Would you go through the records below and copy each line with the string "Windows"?

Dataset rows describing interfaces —
- - -
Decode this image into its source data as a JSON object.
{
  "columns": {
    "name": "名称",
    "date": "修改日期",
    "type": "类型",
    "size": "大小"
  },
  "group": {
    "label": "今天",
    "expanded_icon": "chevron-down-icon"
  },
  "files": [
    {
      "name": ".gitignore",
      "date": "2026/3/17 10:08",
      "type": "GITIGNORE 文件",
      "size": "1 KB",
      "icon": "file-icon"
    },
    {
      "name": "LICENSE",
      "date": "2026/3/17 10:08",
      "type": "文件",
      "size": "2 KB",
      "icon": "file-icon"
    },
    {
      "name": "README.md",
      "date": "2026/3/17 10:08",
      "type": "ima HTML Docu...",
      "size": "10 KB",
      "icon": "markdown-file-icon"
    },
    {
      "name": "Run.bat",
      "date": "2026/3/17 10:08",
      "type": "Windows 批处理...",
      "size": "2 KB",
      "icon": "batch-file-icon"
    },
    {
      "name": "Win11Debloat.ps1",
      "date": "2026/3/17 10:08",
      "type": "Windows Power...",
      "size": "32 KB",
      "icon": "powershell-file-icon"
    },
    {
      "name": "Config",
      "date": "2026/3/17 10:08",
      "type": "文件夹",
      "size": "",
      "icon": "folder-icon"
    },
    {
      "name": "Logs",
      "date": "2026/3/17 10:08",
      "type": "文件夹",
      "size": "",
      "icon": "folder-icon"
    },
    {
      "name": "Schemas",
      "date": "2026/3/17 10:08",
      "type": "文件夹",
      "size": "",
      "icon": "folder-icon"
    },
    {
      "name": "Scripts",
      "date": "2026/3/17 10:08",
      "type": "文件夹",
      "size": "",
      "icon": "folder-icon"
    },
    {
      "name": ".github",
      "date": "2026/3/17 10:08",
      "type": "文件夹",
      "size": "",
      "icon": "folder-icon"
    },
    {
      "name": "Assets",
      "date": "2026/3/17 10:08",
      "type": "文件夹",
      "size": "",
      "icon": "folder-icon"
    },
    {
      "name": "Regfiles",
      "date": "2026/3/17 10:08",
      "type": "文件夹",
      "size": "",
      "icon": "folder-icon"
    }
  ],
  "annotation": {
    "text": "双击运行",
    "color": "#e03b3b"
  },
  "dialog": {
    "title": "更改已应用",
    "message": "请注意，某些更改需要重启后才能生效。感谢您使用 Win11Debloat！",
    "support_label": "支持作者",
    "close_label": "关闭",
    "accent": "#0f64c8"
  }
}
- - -
SOLUTION —
      "type": "Windows 批处理...",
      "type": "Windows Power...",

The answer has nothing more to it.